Data about app and page elements -
[Start of section]

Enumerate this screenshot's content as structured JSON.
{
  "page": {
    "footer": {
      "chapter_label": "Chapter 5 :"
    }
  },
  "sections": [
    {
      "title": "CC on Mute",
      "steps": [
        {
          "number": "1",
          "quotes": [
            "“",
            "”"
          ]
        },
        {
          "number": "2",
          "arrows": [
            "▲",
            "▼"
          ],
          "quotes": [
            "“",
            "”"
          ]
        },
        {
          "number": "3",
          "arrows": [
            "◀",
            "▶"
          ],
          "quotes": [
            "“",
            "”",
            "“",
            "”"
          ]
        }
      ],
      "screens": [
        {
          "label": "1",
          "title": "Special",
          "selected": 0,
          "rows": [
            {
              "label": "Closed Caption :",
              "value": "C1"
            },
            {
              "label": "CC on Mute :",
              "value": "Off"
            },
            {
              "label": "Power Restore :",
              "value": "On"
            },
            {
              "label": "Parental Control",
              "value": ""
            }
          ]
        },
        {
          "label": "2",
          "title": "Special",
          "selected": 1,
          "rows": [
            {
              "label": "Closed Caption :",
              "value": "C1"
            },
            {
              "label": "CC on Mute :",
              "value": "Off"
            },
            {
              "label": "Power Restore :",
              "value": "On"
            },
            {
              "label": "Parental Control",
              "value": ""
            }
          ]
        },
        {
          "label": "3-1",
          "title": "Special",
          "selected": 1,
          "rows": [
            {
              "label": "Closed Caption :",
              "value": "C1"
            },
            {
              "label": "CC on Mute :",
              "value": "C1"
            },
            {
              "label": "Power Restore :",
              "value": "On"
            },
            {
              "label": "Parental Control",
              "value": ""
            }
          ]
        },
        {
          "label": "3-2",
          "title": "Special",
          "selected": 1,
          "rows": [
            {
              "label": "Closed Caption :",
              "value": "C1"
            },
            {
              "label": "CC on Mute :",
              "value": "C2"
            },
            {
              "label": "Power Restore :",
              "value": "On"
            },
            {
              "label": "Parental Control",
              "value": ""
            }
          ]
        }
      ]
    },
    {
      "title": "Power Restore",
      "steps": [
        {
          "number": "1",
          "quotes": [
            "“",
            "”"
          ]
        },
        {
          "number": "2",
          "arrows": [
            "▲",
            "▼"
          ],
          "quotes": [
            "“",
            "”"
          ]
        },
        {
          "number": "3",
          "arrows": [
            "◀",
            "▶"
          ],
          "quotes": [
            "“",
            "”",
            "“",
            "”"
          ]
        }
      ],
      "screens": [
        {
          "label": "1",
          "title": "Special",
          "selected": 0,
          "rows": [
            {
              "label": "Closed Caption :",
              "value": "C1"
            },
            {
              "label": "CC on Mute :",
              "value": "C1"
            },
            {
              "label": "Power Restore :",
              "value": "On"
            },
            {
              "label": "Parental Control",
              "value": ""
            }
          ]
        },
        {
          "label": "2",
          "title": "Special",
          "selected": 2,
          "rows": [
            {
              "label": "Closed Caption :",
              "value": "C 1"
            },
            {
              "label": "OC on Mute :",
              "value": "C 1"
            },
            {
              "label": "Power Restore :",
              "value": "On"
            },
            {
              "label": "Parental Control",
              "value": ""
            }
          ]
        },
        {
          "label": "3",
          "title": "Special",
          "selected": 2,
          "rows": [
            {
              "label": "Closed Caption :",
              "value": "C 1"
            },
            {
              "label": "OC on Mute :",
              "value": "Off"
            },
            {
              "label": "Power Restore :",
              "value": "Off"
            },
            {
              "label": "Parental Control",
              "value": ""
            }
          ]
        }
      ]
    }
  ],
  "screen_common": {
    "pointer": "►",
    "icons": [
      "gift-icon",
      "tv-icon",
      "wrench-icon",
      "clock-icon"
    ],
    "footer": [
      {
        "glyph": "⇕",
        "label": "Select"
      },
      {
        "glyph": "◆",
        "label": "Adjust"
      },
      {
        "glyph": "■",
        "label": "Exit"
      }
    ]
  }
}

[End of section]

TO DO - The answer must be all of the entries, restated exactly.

ANSWER SECTION -
Enumerate this screenshot's content as structured JSON.
{
  "page": {
    "footer": {
      "chapter_label": "Chapter 5 :"
    }
  },
  "sections": [
    {
      "title": "CC on Mute",
      "steps": [
        {
          "number": "1",
          "quotes": [
            "“",
            "”"
          ]
        },
        {
          "number": "2",
          "arrows": [
            "▲",
            "▼"
          ],
          "quotes": [
            "“",
            "”"
          ]
        },
        {
          "number": "3",
          "arrows": [
            "◀",
            "▶"
          ],
          "quotes": [
            "“",
            "”",
            "“",
            "”"
          ]
        }
      ],
      "screens": [
        {
          "label": "1",
          "title": "Special",
          "selected": 0,
          "rows": [
            {
              "label": "Closed Caption :",
              "value": "C1"
            },
            {
              "label": "CC on Mute :",
              "value": "Off"
            },
            {
              "label": "Power Restore :",
              "value": "On"
            },
            {
              "label": "Parental Control",
              "value": ""
            }
          ]
        },
        {
          "label": "2",
          "title": "Special",
          "selected": 1,
          "rows": [
            {
              "label": "Closed Caption :",
              "value": "C1"
            },
            {
              "label": "CC on Mute :",
              "value": "Off"
            },
            {
              "label": "Power Restore :",
              "value": "On"
            },
            {
              "label": "Parental Control",
              "value": ""
            }
          ]
        },
        {
          "label": "3-1",
          "title": "Special",
          "selected": 1,
          "rows": [
            {
              "label": "Closed Caption :",
              "value": "C1"
            },
            {
              "label": "CC on Mute :",
              "value": "C1"
            },
            {
              "label": "Power Restore :",
              "value": "On"
            },
            {
              "label": "Parental Control",
              "value": ""
            }
          ]
        },
        {
          "label": "3-2",
          "title": "Special",
          "selected": 1,
          "rows": [
            {
              "label": "Closed Caption :",
              "value": "C1"
            },
            {
              "label": "CC on Mute :",
              "value": "C2"
            },
            {
              "label": "Power Restore :",
              "value": "On"
            },
            {
              "label": "Parental Control",
              "value": ""
            }
          ]
        }
      ]
    },
    {
      "title": "Power Restore",
      "steps": [
        {
          "number": "1",
          "quotes": [
            "“",
            "”"
          ]
        },
        {
          "number": "2",
          "arrows": [
            "▲",
            "▼"
          ],
          "quotes": [
            "“",
            "”"
          ]
        },
        {
          "number": "3",
          "arrows": [
            "◀",
            "▶"
          ],
          "quotes": [
            "“",
            "”",
            "“",
            "”"
          ]
        }
      ],
      "screens": [
        {
          "label": "1",
          "title": "Special",
          "selected": 0,
          "rows": [
            {
              "label": "Closed Caption :",
              "value": "C1"
            },
            {
              "label": "CC on Mute :",
              "value": "C1"
            },
            {
              "label": "Power Restore :",
              "value": "On"
            },
            {
              "label": "Parental Control",
              "value": ""
            }
          ]
        },
        {
          "label": "2",
          "title": "Special",
          "selected": 2,
          "rows": [
            {
              "label": "Closed Caption :",
              "value": "C 1"
            },
            {
              "label": "OC on Mute :",
              "value": "C 1"
            },
            {
              "label": "Power Restore :",
              "value": "On"
            },
            {
              "label": "Parental Control",
              "value": ""
            }
          ]
        },
        {
          "label": "3",
          "title": "Special",
          "selected": 2,
          "rows": [
            {
              "label": "Closed Caption :",
              "value": "C 1"
            },
            {
              "label": "OC on Mute :",
              "value": "Off"
            },
            {
              "label": "Power Restore :",
              "value": "Off"
            },
            {
              "label": "Parental Control",
              "value": ""
            }
          ]
        }
      ]
    }
  ],
  "screen_common": {
    "pointer": "►",
    "icons": [
      "gift-icon",
      "tv-icon",
      "wrench-icon",
      "clock-icon"
    ],
    "footer": [
      {
        "glyph": "⇕",
        "label": "Select"
      },
      {
        "glyph": "◆",
        "label": "Adjust"
      },
      {
        "glyph": "■",
        "label": "Exit"
      }
    ]
  }
}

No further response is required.